(Available data begins)
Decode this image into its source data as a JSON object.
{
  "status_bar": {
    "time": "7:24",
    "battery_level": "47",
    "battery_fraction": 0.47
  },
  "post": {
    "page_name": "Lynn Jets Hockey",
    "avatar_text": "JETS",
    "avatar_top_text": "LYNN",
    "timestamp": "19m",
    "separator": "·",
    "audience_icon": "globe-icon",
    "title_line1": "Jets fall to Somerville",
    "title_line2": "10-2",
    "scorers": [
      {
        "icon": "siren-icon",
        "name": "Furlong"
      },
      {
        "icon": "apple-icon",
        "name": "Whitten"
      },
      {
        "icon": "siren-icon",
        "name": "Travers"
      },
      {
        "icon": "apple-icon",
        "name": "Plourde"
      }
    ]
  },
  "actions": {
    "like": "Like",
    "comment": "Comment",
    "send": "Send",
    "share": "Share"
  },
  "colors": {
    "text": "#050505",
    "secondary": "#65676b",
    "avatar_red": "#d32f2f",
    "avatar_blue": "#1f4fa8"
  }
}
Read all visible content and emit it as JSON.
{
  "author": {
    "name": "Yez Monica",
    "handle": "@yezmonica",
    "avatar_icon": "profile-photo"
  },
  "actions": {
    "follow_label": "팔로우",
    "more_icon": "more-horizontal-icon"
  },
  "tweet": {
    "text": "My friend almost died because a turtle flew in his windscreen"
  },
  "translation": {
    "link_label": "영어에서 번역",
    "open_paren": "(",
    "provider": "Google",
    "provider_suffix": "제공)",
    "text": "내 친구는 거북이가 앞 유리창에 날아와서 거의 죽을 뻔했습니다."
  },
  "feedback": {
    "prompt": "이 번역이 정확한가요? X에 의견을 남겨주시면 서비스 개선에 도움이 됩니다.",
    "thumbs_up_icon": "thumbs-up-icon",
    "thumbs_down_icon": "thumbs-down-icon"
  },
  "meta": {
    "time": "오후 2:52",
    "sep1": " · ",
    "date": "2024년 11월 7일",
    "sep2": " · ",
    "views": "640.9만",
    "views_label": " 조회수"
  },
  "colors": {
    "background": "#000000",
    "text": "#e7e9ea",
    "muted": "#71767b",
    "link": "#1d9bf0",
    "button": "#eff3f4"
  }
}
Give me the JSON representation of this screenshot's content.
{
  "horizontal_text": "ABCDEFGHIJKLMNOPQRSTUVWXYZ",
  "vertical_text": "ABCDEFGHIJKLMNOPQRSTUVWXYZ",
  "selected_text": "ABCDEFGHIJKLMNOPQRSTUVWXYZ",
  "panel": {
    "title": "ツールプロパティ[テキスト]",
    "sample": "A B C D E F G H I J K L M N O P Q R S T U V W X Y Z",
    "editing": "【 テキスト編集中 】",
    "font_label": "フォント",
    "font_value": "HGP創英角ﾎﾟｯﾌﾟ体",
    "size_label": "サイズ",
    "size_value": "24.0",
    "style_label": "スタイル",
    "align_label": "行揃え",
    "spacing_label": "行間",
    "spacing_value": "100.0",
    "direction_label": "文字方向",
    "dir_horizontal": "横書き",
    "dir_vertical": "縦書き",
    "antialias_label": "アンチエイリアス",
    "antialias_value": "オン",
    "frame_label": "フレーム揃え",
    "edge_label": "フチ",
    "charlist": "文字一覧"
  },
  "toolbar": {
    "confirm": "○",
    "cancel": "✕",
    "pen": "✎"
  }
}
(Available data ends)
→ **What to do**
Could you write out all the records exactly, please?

→ **Answer section**
Decode this image into its source data as a JSON object.
{
  "status_bar": {
    "time": "7:24",
    "battery_level": "47",
    "battery_fraction": 0.47
  },
  "post": {
    "page_name": "Lynn Jets Hockey",
    "avatar_text": "JETS",
    "avatar_top_text": "LYNN",
    "timestamp": "19m",
    "separator": "·",
    "audience_icon": "globe-icon",
    "title_line1": "Jets fall to Somerville",
    "title_line2": "10-2",
    "scorers": [
      {
        "icon": "siren-icon",
        "name": "Furlong"
      },
      {
        "icon": "apple-icon",
        "name": "Whitten"
      },
      {
        "icon": "siren-icon",
        "name": "Travers"
      },
      {
        "icon": "apple-icon",
        "name": "Plourde"
      }
    ]
  },
  "actions": {
    "like": "Like",
    "comment": "Comment",
    "send": "Send",
    "share": "Share"
  },
  "colors": {
    "text": "#050505",
    "secondary": "#65676b",
    "avatar_red": "#d32f2f",
    "avatar_blue": "#1f4fa8"
  }
}
Read all visible content and emit it as JSON.
{
  "author": {
    "name": "Yez Monica",
    "handle": "@yezmonica",
    "avatar_icon": "profile-photo"
  },
  "actions": {
    "follow_label": "팔로우",
    "more_icon": "more-horizontal-icon"
  },
  "tweet": {
    "text": "My friend almost died because a turtle flew in his windscreen"
  },
  "translation": {
    "link_label": "영어에서 번역",
    "open_paren": "(",
    "provider": "Google",
    "provider_suffix": "제공)",
    "text": "내 친구는 거북이가 앞 유리창에 날아와서 거의 죽을 뻔했습니다."
  },
  "feedback": {
    "prompt": "이 번역이 정확한가요? X에 의견을 남겨주시면 서비스 개선에 도움이 됩니다.",
    "thumbs_up_icon": "thumbs-up-icon",
    "thumbs_down_icon": "thumbs-down-icon"
  },
  "meta": {
    "time": "오후 2:52",
    "sep1": " · ",
    "date": "2024년 11월 7일",
    "sep2": " · ",
    "views": "640.9만",
    "views_label": " 조회수"
  },
  "colors": {
    "background": "#000000",
    "text": "#e7e9ea",
    "muted": "#71767b",
    "link": "#1d9bf0",
    "button": "#eff3f4"
  }
}
Give me the JSON representation of this screenshot's content.
{
  "horizontal_text": "ABCDEFGHIJKLMNOPQRSTUVWXYZ",
  "vertical_text": "ABCDEFGHIJKLMNOPQRSTUVWXYZ",
  "selected_text": "ABCDEFGHIJKLMNOPQRSTUVWXYZ",
  "panel": {
    "title": "ツールプロパティ[テキスト]",
    "sample": "A B C D E F G H I J K L M N O P Q R S T U V W X Y Z",
    "editing": "【 テキスト編集中 】",
    "font_label": "フォント",
    "font_value": "HGP創英角ﾎﾟｯﾌﾟ体",
    "size_label": "サイズ",
    "size_value": "24.0",
    "style_label": "スタイル",
    "align_label": "行揃え",
    "spacing_label": "行間",
    "spacing_value": "100.0",
    "direction_label": "文字方向",
    "dir_horizontal": "横書き",
    "dir_vertical": "縦書き",
    "antialias_label": "アンチエイリアス",
    "antialias_value": "オン",
    "frame_label": "フレーム揃え",
    "edge_label": "フチ",
    "charlist": "文字一覧"
  },
  "toolbar": {
    "confirm": "○",
    "cancel": "✕",
    "pen": "✎"
  }
}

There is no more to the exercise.